Web page and app entries
+ + +
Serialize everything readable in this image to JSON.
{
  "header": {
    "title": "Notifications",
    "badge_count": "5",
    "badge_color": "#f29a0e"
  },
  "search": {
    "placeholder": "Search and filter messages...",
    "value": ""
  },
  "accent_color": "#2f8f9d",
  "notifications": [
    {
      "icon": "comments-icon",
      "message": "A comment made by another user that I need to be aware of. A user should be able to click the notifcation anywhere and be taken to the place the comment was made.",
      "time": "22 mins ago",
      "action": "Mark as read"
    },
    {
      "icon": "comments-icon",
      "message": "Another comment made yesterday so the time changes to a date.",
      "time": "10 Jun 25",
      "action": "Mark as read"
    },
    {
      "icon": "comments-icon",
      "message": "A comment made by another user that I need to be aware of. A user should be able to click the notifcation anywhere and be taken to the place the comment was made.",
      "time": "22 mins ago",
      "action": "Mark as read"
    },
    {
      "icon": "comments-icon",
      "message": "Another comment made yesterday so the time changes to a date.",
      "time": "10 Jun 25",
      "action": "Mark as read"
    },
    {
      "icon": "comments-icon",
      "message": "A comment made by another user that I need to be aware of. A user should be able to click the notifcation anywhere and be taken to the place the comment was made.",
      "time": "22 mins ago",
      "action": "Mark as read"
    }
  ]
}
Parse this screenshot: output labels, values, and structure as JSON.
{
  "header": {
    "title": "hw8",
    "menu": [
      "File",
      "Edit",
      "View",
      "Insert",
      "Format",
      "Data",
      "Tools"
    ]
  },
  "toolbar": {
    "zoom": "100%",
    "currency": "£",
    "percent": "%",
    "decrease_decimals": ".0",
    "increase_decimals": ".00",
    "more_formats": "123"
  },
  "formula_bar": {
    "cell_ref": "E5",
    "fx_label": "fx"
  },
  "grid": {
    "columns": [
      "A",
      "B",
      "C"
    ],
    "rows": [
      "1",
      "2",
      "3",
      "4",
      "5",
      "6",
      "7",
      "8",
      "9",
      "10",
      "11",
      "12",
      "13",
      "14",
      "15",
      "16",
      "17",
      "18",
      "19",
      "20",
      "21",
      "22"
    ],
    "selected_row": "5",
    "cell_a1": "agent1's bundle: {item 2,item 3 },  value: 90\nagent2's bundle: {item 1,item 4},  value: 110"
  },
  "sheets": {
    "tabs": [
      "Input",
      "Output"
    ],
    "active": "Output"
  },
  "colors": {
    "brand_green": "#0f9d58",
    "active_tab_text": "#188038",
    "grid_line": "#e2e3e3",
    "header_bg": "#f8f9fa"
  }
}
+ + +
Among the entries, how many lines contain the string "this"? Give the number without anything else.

2